Functional movement screening is quickly becoming the ‘go-to’ screening assessment for sports teams and individuals all over the world. It is an internationally recognised system that enables us to spot the weak links in your bodies armour. Essentially spotting the signs before you get the symptoms. This enables us to help reduce injury and improve performance.

As part of our RUN LAB assessment we look at the 3 key elements that make up an efficient, injury free runner. We discussed the 1st key element technique in our most recent blogs ‘Do you pass the technique test?’, and ‘Does your run have a rhythm?’. The 2nd key element is a runners’ functional strength, mobility and control.


Let’s dispel the myths, AGAIN!

It’s not all about the mileage! Old school thinking has always believed that strength training for endurance athletes such as distance runners wasn’t needed. That ‘bulking up’ would cause increase weight gains and ultimately slow runners down. In fact, it’s quite the opposite. Current research has shown significant improvements in running efficiency and economy following tailored resistance and plyometric training programmes.

In our initial 1 hour RUN LAB package we test your bodies fundamental movement patterns. These are movements that are key to everyday activities and sports performance. We can measure whether your movement patterns are optimal, acceptable or dysfunctional.


Did you know: every time your foot strikes the ground while running there’s a force equivalent to 2 ½ times your own body weight going through it!

Now, that’s not to put you off running. On the contrary, your body is able to withstand these forces – that’s what its designed to do. Its pretty amazing!
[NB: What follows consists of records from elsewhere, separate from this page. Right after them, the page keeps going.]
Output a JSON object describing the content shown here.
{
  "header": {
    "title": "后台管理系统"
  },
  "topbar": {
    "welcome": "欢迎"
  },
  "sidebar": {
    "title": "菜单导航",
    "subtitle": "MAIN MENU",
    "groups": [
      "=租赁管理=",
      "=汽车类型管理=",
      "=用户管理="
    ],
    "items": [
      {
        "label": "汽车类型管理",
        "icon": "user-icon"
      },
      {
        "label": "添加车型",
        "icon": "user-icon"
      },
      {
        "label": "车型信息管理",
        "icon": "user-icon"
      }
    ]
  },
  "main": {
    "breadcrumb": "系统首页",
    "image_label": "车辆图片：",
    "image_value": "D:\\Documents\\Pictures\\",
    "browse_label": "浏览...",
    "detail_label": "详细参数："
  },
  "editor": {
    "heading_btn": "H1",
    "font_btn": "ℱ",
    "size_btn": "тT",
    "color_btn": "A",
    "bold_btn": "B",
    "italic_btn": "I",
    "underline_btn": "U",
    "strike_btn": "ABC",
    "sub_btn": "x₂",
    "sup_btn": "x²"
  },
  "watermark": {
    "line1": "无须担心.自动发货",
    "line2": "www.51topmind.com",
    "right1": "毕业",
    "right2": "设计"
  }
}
However, before you start to increase the mileage, train for that next race, or just get started for some fitness, functional movement screening as part of our RUN LAB assessment tests if you’ve got the mobility, strength and control to do so.

Check out some of the movement screens below:

Squat

In-line lunge

Calf raise

Calf raise

Step over

Scooter

KTW

Toe bounce

Following the functional movement screening we can then pick out the weak links to mobilise, strengthen and control better. This provides you with some tailored strength and conditioning to complete alongside your running. Research has shown this can be key to help reduce injury and improve performance.


Like our facebook page to find out more, and look out for our upcoming RUN SOCIAL videos showing you some useful strength and conditioning exercises.


Remember. Running is evolving. Keep up with the pace!


References or Links

Kiesel K, Plisky PJ, Voight ML (2007) Can serious injury in professional football be predicted by a preseason functional movement screen? North American Journal of Sports Physical Therapy Vol. 2; No; 3 147-158

Chorba RS, Chorba DJ, Bouillon LE, Overmyer CA, Landis JA (2010) Use of a functional movement screening tool to determine injury risk in female collegiate athletes. North American Journal of Sports Physical Therapy Vol. 5; No; 2 47-54

LM, Lopez, RM, Klau, JF, Casa, DJ, Kraemer, WJ, and Maresh, CM. The effects of resistance training on endurance distance running performance among highly trained runners: a systematic review. J Strength Cond Res 22 (6): 2036-2044, 2008

Jung AP The impact of resistance training on distance running performance. Sports Medicine 2003. 33 (76): 539-552

Mikkola J, Vesterinen V, Taipale R, Capostagno B, Hakkinen K & Nummela A (2011) Effect of resistance training regimens on treadmill running and neuromuscular performance in recreational endurance runners. Journal of Sports Science Vol: 29. 13: 1359-1371